Rain lets you create and target mobile ads for your area either online or via the iOS app. You can see how much your local campaign will cost based on how many potential customers you want to target. It’s like having an ad team to help grab mobile customers from the big guys.
Let’s keep the small business magic going with Shakr, an online tool for creating digital video ads. The service has 500 ad templates that you plug your footage and stills into. Just drag the assets over, add some relevant text, and the service creates a video that can be shared to social networks or embedded onto your site. Here’s a sample video ad:
The videos are free to create, but you have to pay (about $30 to $50) to remove the Shakr watermark and be able to download the video. The 30- second videos are effects-heavy, but it’s better than a slideshow or shaky hand-held shot. Currently the videos top off at 1080p, but Shakr told TNW that 4K video is on the horizon.
A/B and a lab-based UX testing mobile apps can be expensive. UXCam lets developers see what users are doing in their apps in the wild via video. Developers can see where users are having problems and fix spots where they may be getting stuck. This is especially important for ecommerce apps. If a user can’t figure out how to check out, you’re losing sales.
If you’re concerned about privacy, CEO Kishan Gupta says that the service is for beta testers and they will be alerted and asked if they want to participate in a usability study. Sensitive items like passwords can be blocked from developer views.
Almost every tech company has a closet filled with old technology. It’s a pain to get rid of and most of it has sensitive information still sitting on the drives. Revivn takes those old pieces of equipment, scrubs all the data off the drives using department of defense standards and either has the equipment recycled or repurposes it by donating it or using it to build computer labs for underserved communities.
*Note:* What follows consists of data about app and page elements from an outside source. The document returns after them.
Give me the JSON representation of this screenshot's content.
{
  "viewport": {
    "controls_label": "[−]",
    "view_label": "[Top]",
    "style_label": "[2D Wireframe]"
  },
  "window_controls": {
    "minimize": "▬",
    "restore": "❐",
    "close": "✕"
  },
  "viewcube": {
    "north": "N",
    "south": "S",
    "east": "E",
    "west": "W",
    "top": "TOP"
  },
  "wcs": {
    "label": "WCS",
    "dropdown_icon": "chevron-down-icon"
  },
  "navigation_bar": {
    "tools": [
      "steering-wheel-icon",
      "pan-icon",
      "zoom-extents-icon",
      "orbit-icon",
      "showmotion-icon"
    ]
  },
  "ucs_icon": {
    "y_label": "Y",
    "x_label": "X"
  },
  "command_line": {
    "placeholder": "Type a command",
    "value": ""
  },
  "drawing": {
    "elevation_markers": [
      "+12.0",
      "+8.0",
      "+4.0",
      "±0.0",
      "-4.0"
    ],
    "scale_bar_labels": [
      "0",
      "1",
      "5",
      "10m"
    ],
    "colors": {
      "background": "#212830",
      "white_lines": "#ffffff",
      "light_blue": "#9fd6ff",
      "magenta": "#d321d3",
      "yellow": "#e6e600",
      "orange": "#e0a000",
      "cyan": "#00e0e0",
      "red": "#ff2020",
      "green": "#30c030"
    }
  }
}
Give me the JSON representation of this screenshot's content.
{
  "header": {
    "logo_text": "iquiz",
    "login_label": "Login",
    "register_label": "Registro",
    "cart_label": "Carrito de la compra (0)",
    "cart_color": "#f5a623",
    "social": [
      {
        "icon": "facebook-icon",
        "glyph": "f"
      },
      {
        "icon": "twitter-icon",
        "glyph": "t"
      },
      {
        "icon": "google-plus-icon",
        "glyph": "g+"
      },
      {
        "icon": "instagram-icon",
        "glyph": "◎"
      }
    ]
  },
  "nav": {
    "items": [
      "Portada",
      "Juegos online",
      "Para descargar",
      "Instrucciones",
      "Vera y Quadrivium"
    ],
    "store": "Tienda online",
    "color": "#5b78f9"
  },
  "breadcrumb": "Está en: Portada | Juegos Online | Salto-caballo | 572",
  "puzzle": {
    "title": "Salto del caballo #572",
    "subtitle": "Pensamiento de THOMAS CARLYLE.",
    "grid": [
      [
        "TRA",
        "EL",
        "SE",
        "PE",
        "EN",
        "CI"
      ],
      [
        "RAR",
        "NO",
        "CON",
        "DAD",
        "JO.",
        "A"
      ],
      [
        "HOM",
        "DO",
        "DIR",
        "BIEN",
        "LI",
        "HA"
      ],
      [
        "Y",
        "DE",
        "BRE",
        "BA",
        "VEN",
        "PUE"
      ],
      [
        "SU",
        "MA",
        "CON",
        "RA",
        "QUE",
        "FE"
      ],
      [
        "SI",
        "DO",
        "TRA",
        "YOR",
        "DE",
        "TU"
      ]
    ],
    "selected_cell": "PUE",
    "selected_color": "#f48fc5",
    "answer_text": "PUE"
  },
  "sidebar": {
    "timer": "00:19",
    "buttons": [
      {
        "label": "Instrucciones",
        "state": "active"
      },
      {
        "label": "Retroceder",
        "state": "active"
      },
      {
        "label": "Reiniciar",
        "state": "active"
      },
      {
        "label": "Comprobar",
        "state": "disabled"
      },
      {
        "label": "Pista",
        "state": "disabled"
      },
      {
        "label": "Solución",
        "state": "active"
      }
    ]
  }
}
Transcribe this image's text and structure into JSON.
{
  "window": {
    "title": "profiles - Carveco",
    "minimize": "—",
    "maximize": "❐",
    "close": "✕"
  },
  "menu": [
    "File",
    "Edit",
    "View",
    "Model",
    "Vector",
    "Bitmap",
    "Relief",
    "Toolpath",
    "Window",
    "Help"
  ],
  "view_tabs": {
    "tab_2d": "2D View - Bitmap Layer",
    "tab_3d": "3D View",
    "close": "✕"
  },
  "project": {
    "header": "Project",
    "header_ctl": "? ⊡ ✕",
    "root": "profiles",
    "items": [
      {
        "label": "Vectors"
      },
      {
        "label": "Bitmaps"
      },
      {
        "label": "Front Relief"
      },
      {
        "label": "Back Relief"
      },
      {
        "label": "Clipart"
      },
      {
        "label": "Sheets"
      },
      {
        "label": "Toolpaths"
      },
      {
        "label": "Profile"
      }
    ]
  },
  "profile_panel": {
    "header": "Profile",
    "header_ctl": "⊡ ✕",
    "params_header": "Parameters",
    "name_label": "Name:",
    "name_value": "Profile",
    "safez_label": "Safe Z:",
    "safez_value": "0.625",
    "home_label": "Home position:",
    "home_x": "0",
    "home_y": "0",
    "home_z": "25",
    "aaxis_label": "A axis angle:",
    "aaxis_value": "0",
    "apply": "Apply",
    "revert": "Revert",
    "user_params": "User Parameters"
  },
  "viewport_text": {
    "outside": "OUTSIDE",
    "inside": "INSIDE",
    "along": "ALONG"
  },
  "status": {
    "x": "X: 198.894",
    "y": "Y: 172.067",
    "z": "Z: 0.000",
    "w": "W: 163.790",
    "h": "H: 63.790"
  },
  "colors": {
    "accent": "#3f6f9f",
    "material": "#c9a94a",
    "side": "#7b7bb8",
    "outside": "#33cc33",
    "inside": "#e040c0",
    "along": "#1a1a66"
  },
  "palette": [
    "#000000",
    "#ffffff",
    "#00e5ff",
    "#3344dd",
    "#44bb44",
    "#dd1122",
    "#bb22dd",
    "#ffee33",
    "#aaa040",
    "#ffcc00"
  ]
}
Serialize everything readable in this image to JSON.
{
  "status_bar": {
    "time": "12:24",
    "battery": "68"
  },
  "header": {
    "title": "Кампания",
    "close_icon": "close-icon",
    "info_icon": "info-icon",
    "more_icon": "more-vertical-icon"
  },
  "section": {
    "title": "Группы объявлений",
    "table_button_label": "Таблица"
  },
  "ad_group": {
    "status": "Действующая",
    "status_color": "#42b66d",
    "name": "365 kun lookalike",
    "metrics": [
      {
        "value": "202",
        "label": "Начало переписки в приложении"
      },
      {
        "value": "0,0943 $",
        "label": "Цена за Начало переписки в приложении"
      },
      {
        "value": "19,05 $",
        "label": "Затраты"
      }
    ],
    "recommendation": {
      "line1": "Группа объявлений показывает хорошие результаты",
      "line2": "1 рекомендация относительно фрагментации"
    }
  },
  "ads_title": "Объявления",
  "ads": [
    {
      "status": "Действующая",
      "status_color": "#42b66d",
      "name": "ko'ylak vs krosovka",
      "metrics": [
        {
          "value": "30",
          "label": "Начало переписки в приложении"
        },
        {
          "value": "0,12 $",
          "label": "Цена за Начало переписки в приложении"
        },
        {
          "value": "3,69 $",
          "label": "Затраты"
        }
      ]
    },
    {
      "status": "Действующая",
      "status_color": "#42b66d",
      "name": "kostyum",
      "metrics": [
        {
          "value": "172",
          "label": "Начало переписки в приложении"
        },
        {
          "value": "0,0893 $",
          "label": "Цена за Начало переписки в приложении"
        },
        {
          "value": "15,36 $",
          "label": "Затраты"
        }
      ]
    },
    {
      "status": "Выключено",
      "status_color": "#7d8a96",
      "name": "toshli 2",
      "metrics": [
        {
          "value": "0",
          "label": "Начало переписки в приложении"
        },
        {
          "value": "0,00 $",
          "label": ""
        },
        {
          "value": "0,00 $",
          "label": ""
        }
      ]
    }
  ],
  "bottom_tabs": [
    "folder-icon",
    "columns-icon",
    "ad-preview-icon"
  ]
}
The company says that 65 percent of the equipment it picks up can be reused. Items that can’t be reused are recycled in the United States via responsible vendors who recycle all components. Revivn’s service is currently operative in New York and will soon expand to the San Francisco Bay Area.